SUPPLIED MATERIAL
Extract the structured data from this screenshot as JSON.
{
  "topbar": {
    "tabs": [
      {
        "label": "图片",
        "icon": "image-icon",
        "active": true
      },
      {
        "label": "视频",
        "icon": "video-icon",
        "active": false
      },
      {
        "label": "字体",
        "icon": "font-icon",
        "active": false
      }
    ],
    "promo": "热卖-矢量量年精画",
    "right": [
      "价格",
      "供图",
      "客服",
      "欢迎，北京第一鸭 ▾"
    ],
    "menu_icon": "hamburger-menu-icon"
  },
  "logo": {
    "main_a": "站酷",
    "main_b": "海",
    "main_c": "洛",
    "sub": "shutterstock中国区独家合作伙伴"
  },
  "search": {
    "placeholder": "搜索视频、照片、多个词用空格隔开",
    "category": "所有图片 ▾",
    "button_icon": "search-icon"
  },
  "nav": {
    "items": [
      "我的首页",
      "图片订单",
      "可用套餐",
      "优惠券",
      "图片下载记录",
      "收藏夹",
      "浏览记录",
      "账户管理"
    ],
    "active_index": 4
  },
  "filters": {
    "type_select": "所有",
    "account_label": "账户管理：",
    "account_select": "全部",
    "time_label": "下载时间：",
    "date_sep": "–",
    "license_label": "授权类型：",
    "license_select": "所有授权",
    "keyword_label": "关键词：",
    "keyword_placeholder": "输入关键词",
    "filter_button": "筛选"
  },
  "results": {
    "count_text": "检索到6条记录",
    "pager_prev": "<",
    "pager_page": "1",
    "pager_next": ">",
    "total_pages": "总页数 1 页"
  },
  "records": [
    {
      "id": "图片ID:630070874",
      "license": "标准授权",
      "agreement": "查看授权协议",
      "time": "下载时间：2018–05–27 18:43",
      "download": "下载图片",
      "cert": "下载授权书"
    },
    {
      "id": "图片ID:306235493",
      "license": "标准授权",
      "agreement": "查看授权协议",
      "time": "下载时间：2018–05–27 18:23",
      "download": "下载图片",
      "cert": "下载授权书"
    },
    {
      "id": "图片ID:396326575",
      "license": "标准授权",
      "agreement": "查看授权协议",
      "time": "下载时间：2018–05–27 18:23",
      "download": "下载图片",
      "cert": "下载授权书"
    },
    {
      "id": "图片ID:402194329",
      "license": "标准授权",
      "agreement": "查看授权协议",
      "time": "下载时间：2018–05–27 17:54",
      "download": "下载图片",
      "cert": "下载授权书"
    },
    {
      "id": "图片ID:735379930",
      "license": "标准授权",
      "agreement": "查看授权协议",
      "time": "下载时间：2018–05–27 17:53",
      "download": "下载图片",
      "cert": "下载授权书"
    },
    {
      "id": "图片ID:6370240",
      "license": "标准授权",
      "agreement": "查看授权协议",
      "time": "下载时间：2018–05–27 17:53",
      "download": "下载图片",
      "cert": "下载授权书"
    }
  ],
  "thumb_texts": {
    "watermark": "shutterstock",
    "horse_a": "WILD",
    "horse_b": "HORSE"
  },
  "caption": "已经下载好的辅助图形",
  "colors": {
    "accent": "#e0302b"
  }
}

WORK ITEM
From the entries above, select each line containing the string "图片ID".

TASK RESPONSE
      "id": "图片ID:630070874",
      "id": "图片ID:306235493",
      "id": "图片ID:396326575",
      "id": "图片ID:402194329",
      "id": "图片ID:735379930",
      "id": "图片ID:6370240",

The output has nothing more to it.